The records section start

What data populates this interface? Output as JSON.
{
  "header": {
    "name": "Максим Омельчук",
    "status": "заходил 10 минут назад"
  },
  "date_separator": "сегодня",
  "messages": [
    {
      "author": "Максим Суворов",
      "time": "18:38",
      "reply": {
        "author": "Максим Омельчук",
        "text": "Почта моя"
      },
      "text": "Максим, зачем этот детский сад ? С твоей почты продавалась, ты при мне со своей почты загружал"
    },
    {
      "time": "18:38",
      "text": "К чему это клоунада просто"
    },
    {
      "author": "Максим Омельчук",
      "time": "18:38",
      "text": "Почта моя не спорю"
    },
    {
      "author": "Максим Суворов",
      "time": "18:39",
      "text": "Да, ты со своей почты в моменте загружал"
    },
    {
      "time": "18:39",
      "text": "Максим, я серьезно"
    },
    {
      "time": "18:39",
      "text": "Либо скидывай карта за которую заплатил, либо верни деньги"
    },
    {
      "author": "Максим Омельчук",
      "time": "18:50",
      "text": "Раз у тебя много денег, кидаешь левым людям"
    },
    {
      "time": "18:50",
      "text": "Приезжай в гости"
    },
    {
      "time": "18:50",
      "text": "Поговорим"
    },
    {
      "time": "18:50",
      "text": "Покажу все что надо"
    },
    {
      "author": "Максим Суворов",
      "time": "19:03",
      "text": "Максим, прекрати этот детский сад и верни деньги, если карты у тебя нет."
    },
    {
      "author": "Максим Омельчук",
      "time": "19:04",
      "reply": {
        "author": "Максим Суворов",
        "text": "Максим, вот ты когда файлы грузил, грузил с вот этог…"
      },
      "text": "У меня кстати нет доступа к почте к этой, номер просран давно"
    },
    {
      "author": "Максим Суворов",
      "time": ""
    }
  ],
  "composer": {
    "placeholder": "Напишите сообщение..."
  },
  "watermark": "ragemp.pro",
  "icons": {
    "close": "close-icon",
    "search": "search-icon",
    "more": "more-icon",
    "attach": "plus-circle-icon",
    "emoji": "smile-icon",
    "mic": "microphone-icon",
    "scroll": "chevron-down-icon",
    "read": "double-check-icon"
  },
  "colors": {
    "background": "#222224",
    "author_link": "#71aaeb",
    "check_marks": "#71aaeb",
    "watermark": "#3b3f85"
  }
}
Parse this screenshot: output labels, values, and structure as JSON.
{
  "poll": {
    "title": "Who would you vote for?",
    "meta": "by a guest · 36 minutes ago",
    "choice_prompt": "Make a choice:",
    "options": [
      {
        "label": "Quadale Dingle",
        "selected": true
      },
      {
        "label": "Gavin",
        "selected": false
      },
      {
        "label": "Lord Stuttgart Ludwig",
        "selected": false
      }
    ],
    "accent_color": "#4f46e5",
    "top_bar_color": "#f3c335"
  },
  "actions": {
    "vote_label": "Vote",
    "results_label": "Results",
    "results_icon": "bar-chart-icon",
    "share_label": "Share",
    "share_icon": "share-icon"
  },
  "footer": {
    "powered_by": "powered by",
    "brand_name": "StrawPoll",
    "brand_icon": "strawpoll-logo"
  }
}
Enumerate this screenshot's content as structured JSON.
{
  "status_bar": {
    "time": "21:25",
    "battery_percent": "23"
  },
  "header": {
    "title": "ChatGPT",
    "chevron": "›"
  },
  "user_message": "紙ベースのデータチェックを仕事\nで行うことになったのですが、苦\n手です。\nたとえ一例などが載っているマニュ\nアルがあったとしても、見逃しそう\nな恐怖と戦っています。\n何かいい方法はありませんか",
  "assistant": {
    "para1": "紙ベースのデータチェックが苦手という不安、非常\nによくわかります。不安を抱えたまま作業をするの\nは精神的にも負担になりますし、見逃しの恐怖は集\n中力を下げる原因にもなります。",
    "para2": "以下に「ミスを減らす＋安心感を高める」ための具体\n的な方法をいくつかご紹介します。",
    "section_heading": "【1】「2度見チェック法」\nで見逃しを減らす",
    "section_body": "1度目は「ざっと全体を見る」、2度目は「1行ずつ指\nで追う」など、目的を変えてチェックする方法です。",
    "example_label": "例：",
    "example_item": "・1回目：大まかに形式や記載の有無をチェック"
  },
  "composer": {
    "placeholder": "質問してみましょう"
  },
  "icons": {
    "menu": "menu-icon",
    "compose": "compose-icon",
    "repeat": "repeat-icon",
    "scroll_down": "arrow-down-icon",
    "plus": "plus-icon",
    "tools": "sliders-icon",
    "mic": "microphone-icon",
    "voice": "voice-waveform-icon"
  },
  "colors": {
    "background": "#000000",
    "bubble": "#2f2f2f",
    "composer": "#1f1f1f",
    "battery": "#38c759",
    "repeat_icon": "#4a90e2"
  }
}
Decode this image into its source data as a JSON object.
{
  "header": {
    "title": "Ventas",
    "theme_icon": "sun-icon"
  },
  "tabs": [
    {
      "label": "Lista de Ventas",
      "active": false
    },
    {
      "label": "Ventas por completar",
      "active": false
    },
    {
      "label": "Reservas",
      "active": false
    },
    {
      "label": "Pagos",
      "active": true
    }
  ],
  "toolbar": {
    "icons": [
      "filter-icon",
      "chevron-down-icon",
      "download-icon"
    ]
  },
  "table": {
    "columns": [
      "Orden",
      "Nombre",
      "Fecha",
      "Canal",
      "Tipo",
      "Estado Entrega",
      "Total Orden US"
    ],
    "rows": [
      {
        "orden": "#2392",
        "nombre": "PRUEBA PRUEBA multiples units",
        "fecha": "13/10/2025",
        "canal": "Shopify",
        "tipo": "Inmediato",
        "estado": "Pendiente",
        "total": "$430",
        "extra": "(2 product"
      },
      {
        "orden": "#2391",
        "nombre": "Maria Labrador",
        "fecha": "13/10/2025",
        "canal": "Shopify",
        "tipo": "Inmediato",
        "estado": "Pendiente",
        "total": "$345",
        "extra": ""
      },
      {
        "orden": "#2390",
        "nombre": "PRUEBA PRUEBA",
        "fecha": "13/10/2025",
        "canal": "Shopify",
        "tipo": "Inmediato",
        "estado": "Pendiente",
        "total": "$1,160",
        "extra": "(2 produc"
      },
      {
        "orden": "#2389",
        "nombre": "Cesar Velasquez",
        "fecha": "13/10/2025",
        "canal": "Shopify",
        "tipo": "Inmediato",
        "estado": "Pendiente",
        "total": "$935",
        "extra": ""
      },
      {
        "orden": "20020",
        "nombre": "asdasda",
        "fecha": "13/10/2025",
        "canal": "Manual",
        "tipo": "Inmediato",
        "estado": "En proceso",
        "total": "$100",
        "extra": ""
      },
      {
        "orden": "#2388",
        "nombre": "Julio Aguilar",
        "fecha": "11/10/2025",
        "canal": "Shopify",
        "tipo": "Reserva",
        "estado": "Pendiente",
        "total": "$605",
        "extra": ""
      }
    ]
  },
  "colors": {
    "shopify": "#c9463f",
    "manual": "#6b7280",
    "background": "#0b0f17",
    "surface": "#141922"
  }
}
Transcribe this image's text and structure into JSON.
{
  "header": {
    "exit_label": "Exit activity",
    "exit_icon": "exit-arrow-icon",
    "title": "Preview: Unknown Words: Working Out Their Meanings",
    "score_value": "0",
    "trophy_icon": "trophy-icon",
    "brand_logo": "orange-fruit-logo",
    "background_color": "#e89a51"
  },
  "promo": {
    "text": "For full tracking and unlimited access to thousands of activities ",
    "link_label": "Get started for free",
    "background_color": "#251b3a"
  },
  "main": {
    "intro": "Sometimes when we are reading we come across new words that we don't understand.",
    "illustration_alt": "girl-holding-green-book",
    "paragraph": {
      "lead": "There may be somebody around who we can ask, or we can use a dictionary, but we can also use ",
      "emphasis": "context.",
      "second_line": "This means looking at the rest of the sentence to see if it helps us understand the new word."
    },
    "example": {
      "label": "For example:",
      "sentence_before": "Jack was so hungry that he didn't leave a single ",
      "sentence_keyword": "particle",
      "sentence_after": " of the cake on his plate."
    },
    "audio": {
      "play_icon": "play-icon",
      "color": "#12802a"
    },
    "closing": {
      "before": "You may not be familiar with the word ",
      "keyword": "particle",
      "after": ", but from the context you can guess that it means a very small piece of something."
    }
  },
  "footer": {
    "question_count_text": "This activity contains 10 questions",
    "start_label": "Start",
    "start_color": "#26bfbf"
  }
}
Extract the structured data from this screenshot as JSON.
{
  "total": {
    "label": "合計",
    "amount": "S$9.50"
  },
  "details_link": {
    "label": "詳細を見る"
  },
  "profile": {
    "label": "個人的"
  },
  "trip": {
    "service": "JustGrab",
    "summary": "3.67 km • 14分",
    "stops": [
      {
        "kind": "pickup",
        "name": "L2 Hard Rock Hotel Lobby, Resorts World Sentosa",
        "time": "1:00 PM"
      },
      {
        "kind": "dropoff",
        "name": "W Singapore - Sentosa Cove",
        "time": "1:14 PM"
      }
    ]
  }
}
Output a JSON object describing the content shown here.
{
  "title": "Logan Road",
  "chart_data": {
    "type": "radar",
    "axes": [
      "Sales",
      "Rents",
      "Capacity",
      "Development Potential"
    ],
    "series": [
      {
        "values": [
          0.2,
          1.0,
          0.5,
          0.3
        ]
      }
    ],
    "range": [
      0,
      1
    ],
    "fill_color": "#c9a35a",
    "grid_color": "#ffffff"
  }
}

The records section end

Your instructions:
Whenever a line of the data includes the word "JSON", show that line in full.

Result:
What data populates this interface? Output as JSON.
Parse this screenshot: output labels, values, and structure as JSON.
Enumerate this screenshot's content as structured JSON.
Decode this image into its source data as a JSON object.
Transcribe this image's text and structure into JSON.
Extract the structured data from this screenshot as JSON.
Output a JSON object describing the content shown here.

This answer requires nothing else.